A camel hair coat is iconic. It's one of those investment pieces that spans generations, lifestyles and geographies. While originally popularized in Great Britain, it became quintessentially American as the United States entered an era of unprecedented prosperity post WWII. The famous and fashionable still sport camel hair coats that harken back to that classic era. However, most people don’t know that the origin of camel hair fabric actually goes back much further.
Camel hair cloth is mentioned in the Bible (Matthew 3:4) and it has been used for clothing, carpets and tents for thousands of years. It was valued for its high thermostatic properties that provide insulation in the cold and heat protection in extremely hot environments such as the desert. A very resilient and durable fiber, camel hair can last a life-time, with little pillage or loss of shape and even becomes softer with age and use.
The raw fiber is collected by hand from the two-humped Bactrian camel which is found across Asia. While the outer protective fur (known as guard hair) is course and inflexible, the camel’s pure undercoat is very soft and can be gathered when camels molt during the spring. Because the camels' humps help them regulate their temperature they are left unshorn for humane reasons. Fallen hair is normally gathered by hand though it may be collected by shearing or combing as well. After collection, the fine hairs are separated and washed to remove debris and dirt so they may be spun into yarn suitable for weaving. Most camel hair is blended into a recognizable golden tan though the hair can be dyed to other colors as well. The resultant cloth is luxuriously soft and usually finished with a high nap and loft.

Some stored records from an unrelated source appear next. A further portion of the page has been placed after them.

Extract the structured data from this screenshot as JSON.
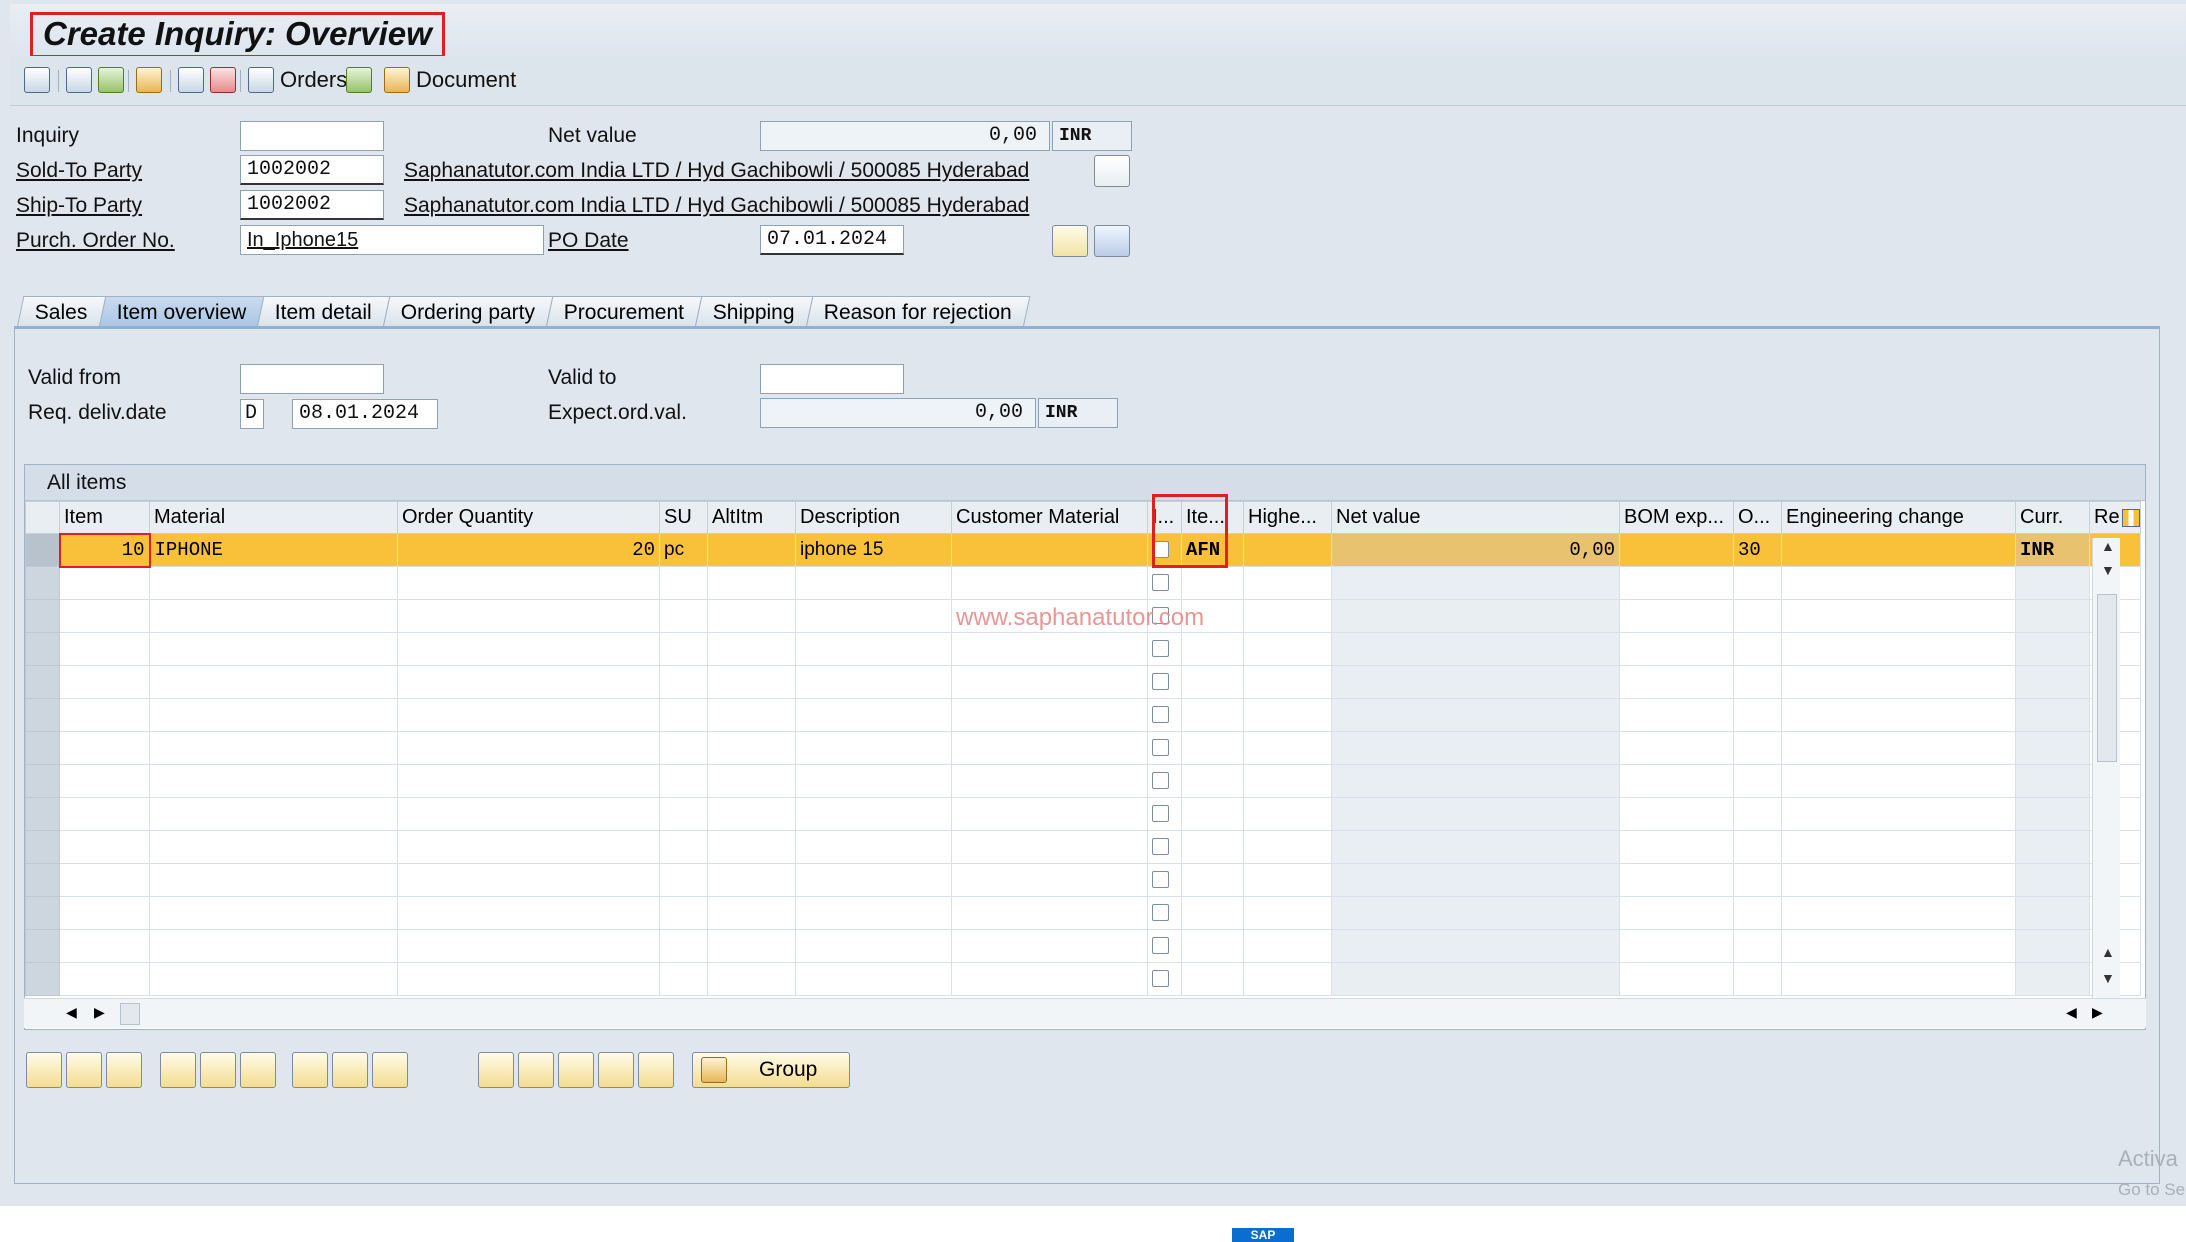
{
  "window": {
    "title": "Create Inquiry: Overview"
  },
  "toolbar": {
    "orders_label": "Orders",
    "document_label": "Document"
  },
  "header": {
    "inquiry_label": "Inquiry",
    "inquiry_value": "",
    "net_value_label": "Net value",
    "net_value": "0,00",
    "net_value_currency": "INR",
    "sold_to_label": "Sold-To Party",
    "sold_to_value": "1002002",
    "sold_to_desc": "Saphanatutor.com India LTD / Hyd Gachibowli / 500085 Hyderabad",
    "ship_to_label": "Ship-To Party",
    "ship_to_value": "1002002",
    "ship_to_desc": "Saphanatutor.com India LTD / Hyd Gachibowli / 500085 Hyderabad",
    "po_label": "Purch. Order No.",
    "po_value": "In_Iphone15",
    "po_date_label": "PO Date",
    "po_date_value": "07.01.2024"
  },
  "tabs": [
    "Sales",
    "Item overview",
    "Item detail",
    "Ordering party",
    "Procurement",
    "Shipping",
    "Reason for rejection"
  ],
  "active_tab": "Item overview",
  "overview": {
    "valid_from_label": "Valid from",
    "valid_from_value": "",
    "valid_to_label": "Valid to",
    "valid_to_value": "",
    "req_deliv_label": "Req. deliv.date",
    "req_deliv_type": "D",
    "req_deliv_value": "08.01.2024",
    "expect_ord_label": "Expect.ord.val.",
    "expect_ord_value": "0,00",
    "expect_ord_currency": "INR"
  },
  "grid": {
    "title": "All items",
    "columns": [
      "Item",
      "Material",
      "Order Quantity",
      "SU",
      "AltItm",
      "Description",
      "Customer Material",
      "I...",
      "Ite...",
      "Highe...",
      "Net value",
      "BOM exp...",
      "O...",
      "Engineering change",
      "Curr.",
      "Re"
    ],
    "rows": [
      {
        "item": "10",
        "material": "IPHONE",
        "qty": "20",
        "su": "pc",
        "altitm": "",
        "desc": "iphone 15",
        "cust_mat": "",
        "itcat": "AFN",
        "higher": "",
        "net": "0,00",
        "bom": "",
        "o": "30",
        "eng": "",
        "curr": "INR",
        "re": ""
      }
    ],
    "empty_rows": 13
  },
  "bottom": {
    "group_label": "Group"
  },
  "overlay": {
    "watermark": "www.saphanatutor.com",
    "activate_1": "Activa",
    "activate_2": "Go to Se"
  }
}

The Western world began using camel hair in garments in the 17th century and started mixing it with wool in the 19th century at the height of the British Empire. The British fashion brand, Jaeger, popularized camel hair for coats and suits. The trend reached the U.S. in the 1920s and 1930s through the sport of Polo where a casual camel coat was worn by players in between matches. A select few American textile mills began producing the fabric, and Warren Mills (now headquarters of American Woolen Company) was the premier maker.
Camel Hair at Warren Mills
Warren Mills has been in operation in Stafford Springs, Connecticut since 1853, and it is one of the oldest continuously running textile mills in the United States. Beginning in the 1930s, the Mill gained wide acclaim for its production of high quality wool, mohair, alpaca, cashmere and camel hair fabrics. This focus on fine noble fibers enabled Warren Mills to prosper as most New England woolen mills shutdown due to tough economic conditions. Acclaimed Italian textile company, Loro Piana, purchased Warren Mills in 1988. They made a considerable investment in upgrading the equipment and facilities so that the mill could continue to produce world-class natural fiber fabrics in the United States. During the 1990s and early 2000s, Warren Mills was a “best kept secret” in the fashion industry and known to insiders as the only high end resource for noble fiber fabrics in the United States.
When American Woolen Company purchased the assets of Warren Mills in June 2014, we restarted the production of camel hair and cashmere fabrics in large part due to the collective skills and knowledge of the Warren Mills workforce. We can’t imagine any other circumstance in which an American textile company could be producing these world-class fabrics in a little corner of northeastern Connecticut.